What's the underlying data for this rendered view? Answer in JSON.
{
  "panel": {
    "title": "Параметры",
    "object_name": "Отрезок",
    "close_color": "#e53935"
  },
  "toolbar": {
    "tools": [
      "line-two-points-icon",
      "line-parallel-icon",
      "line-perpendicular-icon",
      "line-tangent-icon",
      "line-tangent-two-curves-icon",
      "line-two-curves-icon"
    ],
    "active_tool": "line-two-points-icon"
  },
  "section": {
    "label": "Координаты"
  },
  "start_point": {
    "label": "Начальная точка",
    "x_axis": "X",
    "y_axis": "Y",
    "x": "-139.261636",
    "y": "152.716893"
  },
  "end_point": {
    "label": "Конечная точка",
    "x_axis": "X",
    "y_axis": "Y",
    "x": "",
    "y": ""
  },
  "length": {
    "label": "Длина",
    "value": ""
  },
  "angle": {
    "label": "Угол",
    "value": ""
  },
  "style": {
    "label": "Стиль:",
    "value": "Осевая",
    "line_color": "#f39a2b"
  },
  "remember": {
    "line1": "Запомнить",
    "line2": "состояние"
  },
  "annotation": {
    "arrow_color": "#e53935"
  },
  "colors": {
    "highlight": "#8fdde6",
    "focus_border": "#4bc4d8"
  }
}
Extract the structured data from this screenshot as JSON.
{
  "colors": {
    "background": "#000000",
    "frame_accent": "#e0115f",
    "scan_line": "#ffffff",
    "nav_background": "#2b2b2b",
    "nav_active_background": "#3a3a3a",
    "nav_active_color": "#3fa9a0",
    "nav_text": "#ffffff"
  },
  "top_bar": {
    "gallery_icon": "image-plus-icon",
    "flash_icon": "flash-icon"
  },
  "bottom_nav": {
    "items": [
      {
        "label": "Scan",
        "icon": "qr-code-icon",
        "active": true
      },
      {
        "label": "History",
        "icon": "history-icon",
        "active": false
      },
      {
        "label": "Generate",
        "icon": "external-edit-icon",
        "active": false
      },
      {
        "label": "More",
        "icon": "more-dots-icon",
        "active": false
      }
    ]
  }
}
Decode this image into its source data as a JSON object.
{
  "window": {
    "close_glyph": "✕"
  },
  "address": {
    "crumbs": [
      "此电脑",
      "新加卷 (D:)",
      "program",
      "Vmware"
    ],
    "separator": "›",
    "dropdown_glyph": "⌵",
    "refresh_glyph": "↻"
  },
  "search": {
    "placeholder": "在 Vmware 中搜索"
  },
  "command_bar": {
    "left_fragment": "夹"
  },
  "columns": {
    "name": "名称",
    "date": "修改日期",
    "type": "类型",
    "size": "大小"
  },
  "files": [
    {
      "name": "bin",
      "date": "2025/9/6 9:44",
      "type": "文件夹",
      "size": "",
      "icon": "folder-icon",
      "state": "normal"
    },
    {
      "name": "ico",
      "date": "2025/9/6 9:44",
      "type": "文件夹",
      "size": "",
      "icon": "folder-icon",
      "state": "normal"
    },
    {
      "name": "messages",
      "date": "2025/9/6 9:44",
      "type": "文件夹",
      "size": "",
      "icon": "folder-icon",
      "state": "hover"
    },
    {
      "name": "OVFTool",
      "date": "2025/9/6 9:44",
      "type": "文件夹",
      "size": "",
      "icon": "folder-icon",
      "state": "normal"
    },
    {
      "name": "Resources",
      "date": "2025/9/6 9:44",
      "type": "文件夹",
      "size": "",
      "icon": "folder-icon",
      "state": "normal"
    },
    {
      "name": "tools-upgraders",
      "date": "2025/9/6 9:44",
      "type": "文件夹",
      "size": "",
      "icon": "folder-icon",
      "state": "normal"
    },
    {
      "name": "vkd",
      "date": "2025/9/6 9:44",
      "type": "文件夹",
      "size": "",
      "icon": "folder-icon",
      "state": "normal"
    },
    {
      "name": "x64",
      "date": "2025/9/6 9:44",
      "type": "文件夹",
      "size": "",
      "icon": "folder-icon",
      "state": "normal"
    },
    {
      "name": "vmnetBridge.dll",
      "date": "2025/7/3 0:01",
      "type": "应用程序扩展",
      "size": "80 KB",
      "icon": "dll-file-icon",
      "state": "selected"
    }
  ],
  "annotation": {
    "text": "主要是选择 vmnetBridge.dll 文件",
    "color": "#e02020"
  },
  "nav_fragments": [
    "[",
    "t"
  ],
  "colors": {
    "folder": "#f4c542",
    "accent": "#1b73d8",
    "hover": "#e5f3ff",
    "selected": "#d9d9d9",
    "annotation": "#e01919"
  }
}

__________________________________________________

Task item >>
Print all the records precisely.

Answer section >>
What's the underlying data for this rendered view? Answer in JSON.
{
  "panel": {
    "title": "Параметры",
    "object_name": "Отрезок",
    "close_color": "#e53935"
  },
  "toolbar": {
    "tools": [
      "line-two-points-icon",
      "line-parallel-icon",
      "line-perpendicular-icon",
      "line-tangent-icon",
      "line-tangent-two-curves-icon",
      "line-two-curves-icon"
    ],
    "active_tool": "line-two-points-icon"
  },
  "section": {
    "label": "Координаты"
  },
  "start_point": {
    "label": "Начальная точка",
    "x_axis": "X",
    "y_axis": "Y",
    "x": "-139.261636",
    "y": "152.716893"
  },
  "end_point": {
    "label": "Конечная точка",
    "x_axis": "X",
    "y_axis": "Y",
    "x": "",
    "y": ""
  },
  "length": {
    "label": "Длина",
    "value": ""
  },
  "angle": {
    "label": "Угол",
    "value": ""
  },
  "style": {
    "label": "Стиль:",
    "value": "Осевая",
    "line_color": "#f39a2b"
  },
  "remember": {
    "line1": "Запомнить",
    "line2": "состояние"
  },
  "annotation": {
    "arrow_color": "#e53935"
  },
  "colors": {
    "highlight": "#8fdde6",
    "focus_border": "#4bc4d8"
  }
}
Extract the structured data from this screenshot as JSON.
{
  "colors": {
    "background": "#000000",
    "frame_accent": "#e0115f",
    "scan_line": "#ffffff",
    "nav_background": "#2b2b2b",
    "nav_active_background": "#3a3a3a",
    "nav_active_color": "#3fa9a0",
    "nav_text": "#ffffff"
  },
  "top_bar": {
    "gallery_icon": "image-plus-icon",
    "flash_icon": "flash-icon"
  },
  "bottom_nav": {
    "items": [
      {
        "label": "Scan",
        "icon": "qr-code-icon",
        "active": true
      },
      {
        "label": "History",
        "icon": "history-icon",
        "active": false
      },
      {
        "label": "Generate",
        "icon": "external-edit-icon",
        "active": false
      },
      {
        "label": "More",
        "icon": "more-dots-icon",
        "active": false
      }
    ]
  }
}
Decode this image into its source data as a JSON object.
{
  "window": {
    "close_glyph": "✕"
  },
  "address": {
    "crumbs": [
      "此电脑",
      "新加卷 (D:)",
      "program",
      "Vmware"
    ],
    "separator": "›",
    "dropdown_glyph": "⌵",
    "refresh_glyph": "↻"
  },
  "search": {
    "placeholder": "在 Vmware 中搜索"
  },
  "command_bar": {
    "left_fragment": "夹"
  },
  "columns": {
    "name": "名称",
    "date": "修改日期",
    "type": "类型",
    "size": "大小"
  },
  "files": [
    {
      "name": "bin",
      "date": "2025/9/6 9:44",
      "type": "文件夹",
      "size": "",
      "icon": "folder-icon",
      "state": "normal"
    },
    {
      "name": "ico",
      "date": "2025/9/6 9:44",
      "type": "文件夹",
      "size": "",
      "icon": "folder-icon",
      "state": "normal"
    },
    {
      "name": "messages",
      "date": "2025/9/6 9:44",
      "type": "文件夹",
      "size": "",
      "icon": "folder-icon",
      "state": "hover"
    },
    {
      "name": "OVFTool",
      "date": "2025/9/6 9:44",
      "type": "文件夹",
      "size": "",
      "icon": "folder-icon",
      "state": "normal"
    },
    {
      "name": "Resources",
      "date": "2025/9/6 9:44",
      "type": "文件夹",
      "size": "",
      "icon": "folder-icon",
      "state": "normal"
    },
    {
      "name": "tools-upgraders",
      "date": "2025/9/6 9:44",
      "type": "文件夹",
      "size": "",
      "icon": "folder-icon",
      "state": "normal"
    },
    {
      "name": "vkd",
      "date": "2025/9/6 9:44",
      "type": "文件夹",
      "size": "",
      "icon": "folder-icon",
      "state": "normal"
    },
    {
      "name": "x64",
      "date": "2025/9/6 9:44",
      "type": "文件夹",
      "size": "",
      "icon": "folder-icon",
      "state": "normal"
    },
    {
      "name": "vmnetBridge.dll",
      "date": "2025/7/3 0:01",
      "type": "应用程序扩展",
      "size": "80 KB",
      "icon": "dll-file-icon",
      "state": "selected"
    }
  ],
  "annotation": {
    "text": "主要是选择 vmnetBridge.dll 文件",
    "color": "#e02020"
  },
  "nav_fragments": [
    "[",
    "t"
  ],
  "colors": {
    "folder": "#f4c542",
    "accent": "#1b73d8",
    "hover": "#e5f3ff",
    "selected": "#d9d9d9",
    "annotation": "#e01919"
  }
}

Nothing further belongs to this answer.